WORK TO BE COMPLETED ▸ Only lines that contain the word "Homepage" belong in the answer; copy them from the records below.

SOURCE DATA ▸
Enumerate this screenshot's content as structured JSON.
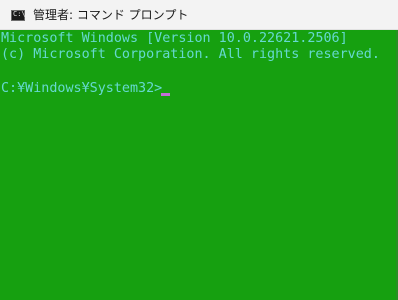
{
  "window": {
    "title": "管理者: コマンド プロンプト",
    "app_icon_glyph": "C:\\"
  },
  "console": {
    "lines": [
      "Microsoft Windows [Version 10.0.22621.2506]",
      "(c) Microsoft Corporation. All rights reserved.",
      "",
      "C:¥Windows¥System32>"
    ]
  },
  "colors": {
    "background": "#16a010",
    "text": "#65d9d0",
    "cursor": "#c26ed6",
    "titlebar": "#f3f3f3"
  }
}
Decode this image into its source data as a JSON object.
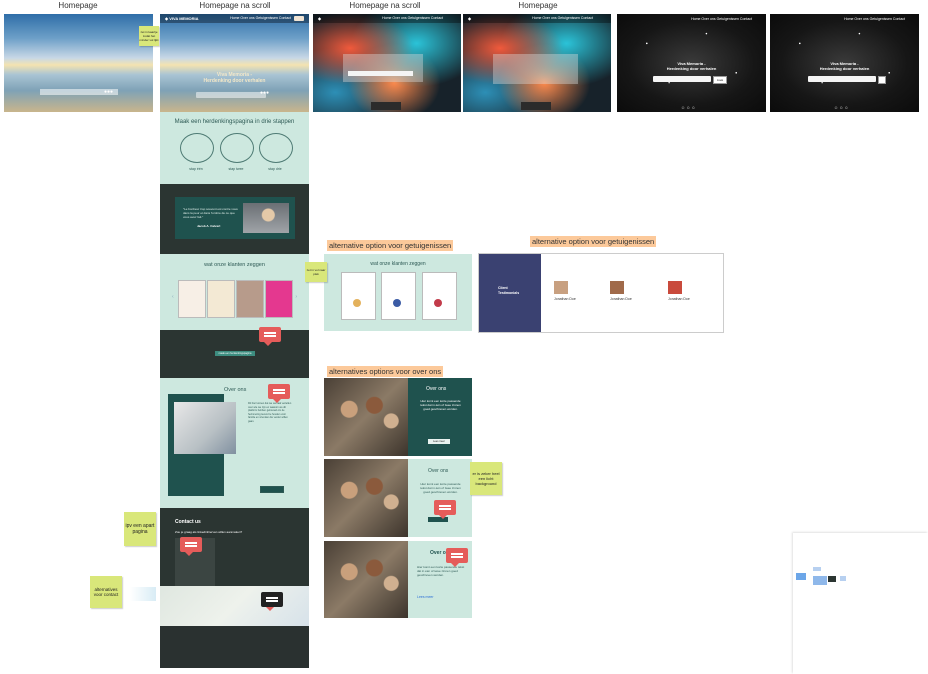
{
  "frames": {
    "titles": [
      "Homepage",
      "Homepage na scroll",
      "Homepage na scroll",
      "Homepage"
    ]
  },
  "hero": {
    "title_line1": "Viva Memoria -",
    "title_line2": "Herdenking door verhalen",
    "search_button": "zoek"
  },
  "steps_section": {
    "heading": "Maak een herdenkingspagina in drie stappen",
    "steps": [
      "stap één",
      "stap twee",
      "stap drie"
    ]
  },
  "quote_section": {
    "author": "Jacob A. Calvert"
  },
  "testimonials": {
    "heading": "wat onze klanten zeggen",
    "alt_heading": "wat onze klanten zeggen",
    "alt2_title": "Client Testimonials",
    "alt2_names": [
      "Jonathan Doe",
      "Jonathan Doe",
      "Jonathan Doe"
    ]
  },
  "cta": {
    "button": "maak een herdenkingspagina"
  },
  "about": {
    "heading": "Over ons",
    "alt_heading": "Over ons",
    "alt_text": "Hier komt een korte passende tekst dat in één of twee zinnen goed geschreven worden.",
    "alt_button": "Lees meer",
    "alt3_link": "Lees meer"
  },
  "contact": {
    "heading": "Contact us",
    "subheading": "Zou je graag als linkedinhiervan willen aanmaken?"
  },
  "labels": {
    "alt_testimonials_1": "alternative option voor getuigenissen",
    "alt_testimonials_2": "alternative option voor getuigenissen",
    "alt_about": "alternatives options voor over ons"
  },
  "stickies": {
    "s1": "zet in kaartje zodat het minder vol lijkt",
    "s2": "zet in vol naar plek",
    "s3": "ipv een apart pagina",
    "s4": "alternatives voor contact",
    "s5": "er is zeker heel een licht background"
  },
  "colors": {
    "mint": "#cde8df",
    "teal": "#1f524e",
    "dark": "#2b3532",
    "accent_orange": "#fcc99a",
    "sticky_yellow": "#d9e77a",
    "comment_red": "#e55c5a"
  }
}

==

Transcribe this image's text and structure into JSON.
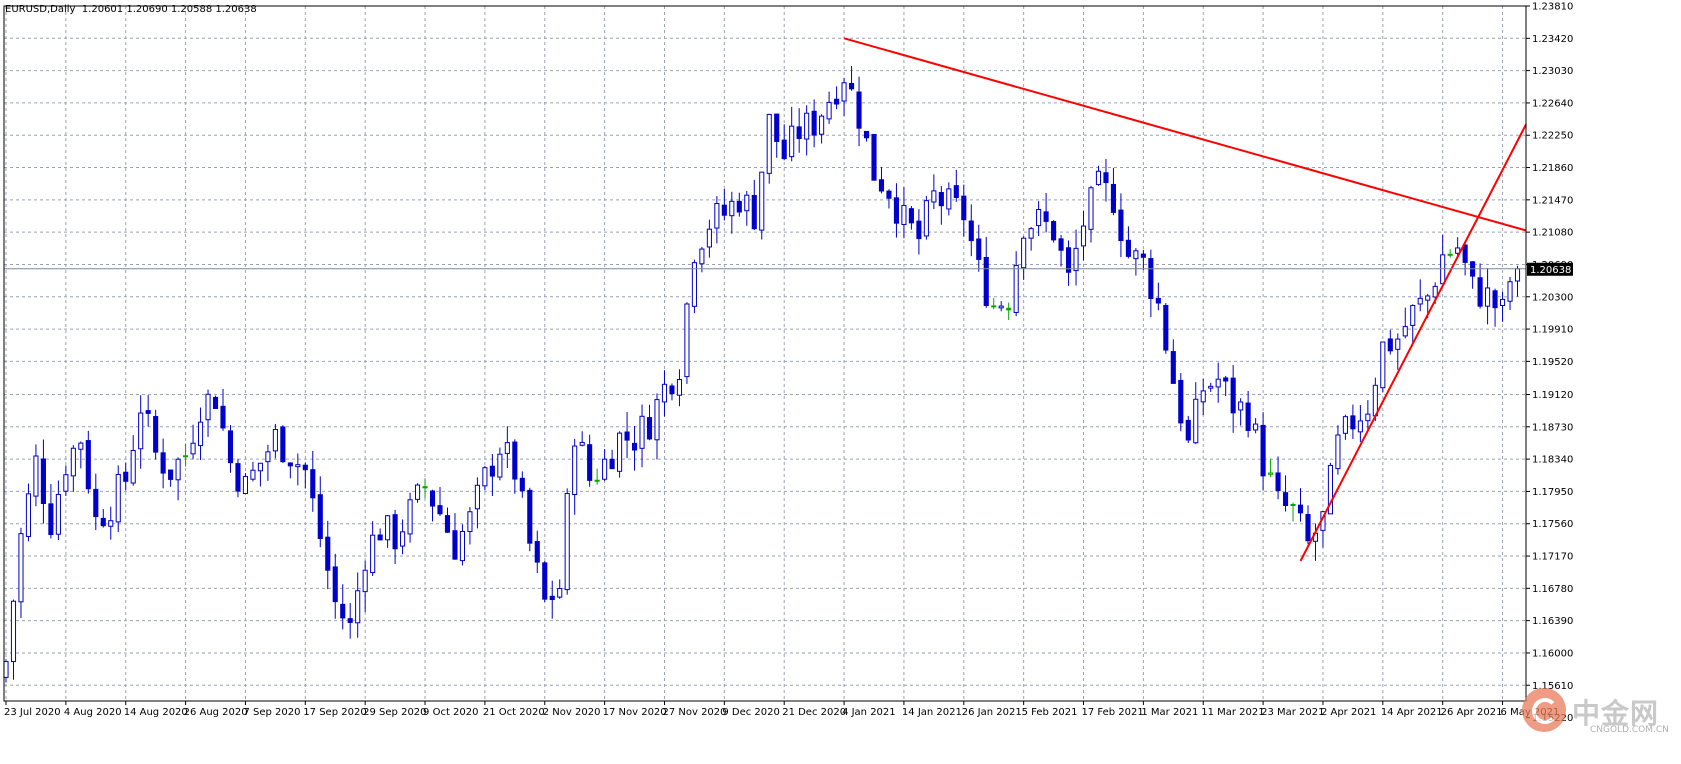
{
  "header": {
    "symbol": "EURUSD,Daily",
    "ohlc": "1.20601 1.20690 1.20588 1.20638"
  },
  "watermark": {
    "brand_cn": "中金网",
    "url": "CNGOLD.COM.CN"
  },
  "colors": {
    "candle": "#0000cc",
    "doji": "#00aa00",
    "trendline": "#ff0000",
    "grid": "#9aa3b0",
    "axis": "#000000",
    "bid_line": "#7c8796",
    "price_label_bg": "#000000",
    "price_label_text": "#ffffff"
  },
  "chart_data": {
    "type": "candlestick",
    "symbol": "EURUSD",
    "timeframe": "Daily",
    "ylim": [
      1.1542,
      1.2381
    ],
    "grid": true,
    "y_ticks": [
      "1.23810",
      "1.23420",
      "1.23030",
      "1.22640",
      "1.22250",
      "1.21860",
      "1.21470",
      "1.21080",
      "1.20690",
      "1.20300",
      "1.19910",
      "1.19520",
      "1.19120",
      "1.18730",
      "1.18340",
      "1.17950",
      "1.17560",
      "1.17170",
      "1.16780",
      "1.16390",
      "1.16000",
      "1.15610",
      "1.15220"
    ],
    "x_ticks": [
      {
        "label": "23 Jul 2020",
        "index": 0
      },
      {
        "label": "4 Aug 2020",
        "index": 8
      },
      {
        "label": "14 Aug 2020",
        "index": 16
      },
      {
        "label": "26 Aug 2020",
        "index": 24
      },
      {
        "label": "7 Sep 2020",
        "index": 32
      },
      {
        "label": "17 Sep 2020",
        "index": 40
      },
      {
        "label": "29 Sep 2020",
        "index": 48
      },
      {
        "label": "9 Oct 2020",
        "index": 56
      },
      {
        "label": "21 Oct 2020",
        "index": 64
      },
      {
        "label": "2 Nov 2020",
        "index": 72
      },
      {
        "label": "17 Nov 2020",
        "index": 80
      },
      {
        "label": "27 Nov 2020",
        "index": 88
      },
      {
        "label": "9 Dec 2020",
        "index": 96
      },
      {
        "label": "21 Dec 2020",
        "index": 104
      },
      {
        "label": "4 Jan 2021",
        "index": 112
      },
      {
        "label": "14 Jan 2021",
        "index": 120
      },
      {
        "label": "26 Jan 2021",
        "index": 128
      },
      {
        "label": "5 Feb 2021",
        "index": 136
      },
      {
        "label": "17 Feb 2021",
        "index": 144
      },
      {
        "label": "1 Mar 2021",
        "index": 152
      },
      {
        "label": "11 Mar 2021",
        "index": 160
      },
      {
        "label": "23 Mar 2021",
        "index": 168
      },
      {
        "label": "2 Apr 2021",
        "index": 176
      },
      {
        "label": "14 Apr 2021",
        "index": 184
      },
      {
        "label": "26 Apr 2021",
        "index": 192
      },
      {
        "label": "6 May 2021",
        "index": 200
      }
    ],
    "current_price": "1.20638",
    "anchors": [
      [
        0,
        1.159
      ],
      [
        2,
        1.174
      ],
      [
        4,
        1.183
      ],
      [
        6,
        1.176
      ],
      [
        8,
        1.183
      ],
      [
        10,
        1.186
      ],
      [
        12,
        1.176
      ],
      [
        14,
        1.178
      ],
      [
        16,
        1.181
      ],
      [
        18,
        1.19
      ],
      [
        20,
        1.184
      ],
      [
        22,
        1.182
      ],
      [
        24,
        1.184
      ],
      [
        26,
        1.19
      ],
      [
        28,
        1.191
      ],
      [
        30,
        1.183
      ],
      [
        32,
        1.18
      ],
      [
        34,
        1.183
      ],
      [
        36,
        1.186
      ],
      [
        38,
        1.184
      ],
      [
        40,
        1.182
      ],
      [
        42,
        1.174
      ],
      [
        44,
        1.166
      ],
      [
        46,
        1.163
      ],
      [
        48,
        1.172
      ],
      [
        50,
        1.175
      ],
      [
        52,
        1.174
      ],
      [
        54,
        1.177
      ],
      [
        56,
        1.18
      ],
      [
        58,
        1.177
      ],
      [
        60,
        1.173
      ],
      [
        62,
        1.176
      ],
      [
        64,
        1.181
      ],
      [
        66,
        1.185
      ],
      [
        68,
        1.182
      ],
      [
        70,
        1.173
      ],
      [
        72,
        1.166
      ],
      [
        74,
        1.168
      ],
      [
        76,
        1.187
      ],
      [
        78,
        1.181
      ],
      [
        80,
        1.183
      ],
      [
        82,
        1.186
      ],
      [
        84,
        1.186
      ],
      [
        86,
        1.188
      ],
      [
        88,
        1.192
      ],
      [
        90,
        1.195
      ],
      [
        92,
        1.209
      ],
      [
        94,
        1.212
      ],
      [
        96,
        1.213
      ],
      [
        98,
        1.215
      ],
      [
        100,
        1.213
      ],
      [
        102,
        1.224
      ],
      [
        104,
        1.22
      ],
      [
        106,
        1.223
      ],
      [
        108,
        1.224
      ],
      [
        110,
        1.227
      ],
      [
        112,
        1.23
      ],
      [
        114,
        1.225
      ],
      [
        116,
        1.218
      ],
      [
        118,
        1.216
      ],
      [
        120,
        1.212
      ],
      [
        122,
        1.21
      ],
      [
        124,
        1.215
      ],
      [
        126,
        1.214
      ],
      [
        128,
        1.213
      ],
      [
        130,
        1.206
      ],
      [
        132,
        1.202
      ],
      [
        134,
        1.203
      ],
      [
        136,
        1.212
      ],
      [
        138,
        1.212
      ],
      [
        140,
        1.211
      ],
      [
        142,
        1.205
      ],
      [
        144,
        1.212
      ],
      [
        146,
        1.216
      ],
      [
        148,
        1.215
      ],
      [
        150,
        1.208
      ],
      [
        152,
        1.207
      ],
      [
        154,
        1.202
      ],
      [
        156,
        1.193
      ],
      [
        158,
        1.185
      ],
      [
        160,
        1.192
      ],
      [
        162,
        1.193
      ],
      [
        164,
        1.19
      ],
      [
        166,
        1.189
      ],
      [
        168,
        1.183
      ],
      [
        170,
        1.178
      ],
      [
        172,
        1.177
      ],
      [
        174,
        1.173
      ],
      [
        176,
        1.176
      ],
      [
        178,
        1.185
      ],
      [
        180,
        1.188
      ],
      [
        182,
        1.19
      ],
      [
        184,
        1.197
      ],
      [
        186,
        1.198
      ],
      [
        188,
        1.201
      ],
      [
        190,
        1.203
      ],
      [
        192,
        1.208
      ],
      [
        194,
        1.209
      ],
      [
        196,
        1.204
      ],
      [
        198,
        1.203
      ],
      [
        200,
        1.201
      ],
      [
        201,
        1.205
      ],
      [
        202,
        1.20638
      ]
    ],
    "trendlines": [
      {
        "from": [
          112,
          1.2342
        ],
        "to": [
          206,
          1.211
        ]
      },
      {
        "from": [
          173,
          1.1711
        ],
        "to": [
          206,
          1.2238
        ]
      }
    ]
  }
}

EXERCISE RESULT ▸
      "Homepage",
      "Homepage na scroll",
      "Homepage na scroll",
      "Homepage"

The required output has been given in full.